:: Work instructions ::
Lines below that hold the word "placeholder" must be copied in full.
---------- Materials provided ----------
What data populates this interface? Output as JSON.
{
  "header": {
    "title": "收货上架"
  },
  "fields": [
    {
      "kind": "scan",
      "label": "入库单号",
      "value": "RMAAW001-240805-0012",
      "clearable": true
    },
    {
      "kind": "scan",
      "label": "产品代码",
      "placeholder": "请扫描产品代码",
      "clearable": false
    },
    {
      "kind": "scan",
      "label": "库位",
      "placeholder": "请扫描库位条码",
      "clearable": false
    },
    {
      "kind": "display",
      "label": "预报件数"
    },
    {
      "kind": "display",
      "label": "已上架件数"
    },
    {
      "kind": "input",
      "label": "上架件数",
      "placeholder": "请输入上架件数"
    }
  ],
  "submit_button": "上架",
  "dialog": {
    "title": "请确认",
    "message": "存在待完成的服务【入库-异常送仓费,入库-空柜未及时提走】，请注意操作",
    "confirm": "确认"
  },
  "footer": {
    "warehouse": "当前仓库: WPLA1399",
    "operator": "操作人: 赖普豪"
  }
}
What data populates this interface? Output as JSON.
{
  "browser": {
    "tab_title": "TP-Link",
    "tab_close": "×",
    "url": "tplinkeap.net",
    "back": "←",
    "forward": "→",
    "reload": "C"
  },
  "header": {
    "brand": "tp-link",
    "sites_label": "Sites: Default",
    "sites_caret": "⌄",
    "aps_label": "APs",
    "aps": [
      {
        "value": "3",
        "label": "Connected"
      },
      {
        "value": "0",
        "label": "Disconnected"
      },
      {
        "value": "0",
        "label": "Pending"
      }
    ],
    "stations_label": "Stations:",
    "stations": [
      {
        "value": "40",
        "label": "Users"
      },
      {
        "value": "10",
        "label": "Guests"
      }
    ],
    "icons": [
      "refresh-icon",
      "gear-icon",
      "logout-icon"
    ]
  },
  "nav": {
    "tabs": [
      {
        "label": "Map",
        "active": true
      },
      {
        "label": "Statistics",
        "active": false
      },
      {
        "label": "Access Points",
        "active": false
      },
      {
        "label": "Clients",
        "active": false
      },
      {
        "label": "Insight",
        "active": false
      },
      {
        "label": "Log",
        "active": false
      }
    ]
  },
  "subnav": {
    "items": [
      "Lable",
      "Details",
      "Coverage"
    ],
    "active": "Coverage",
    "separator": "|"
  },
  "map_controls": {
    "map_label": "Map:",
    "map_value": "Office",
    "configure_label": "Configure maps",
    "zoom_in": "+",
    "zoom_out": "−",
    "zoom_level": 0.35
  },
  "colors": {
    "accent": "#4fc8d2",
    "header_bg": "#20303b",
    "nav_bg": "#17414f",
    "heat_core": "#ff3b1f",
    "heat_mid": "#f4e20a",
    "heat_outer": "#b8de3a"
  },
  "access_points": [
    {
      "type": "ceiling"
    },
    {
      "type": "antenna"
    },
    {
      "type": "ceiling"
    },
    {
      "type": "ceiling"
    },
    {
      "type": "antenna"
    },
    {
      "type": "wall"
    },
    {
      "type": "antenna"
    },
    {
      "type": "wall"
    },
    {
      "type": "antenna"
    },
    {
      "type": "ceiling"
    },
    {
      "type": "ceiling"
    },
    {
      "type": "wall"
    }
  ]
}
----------
:: Response to this exercise ::
      "placeholder": "请扫描产品代码",
      "placeholder": "请扫描库位条码",
      "placeholder": "请输入上架件数"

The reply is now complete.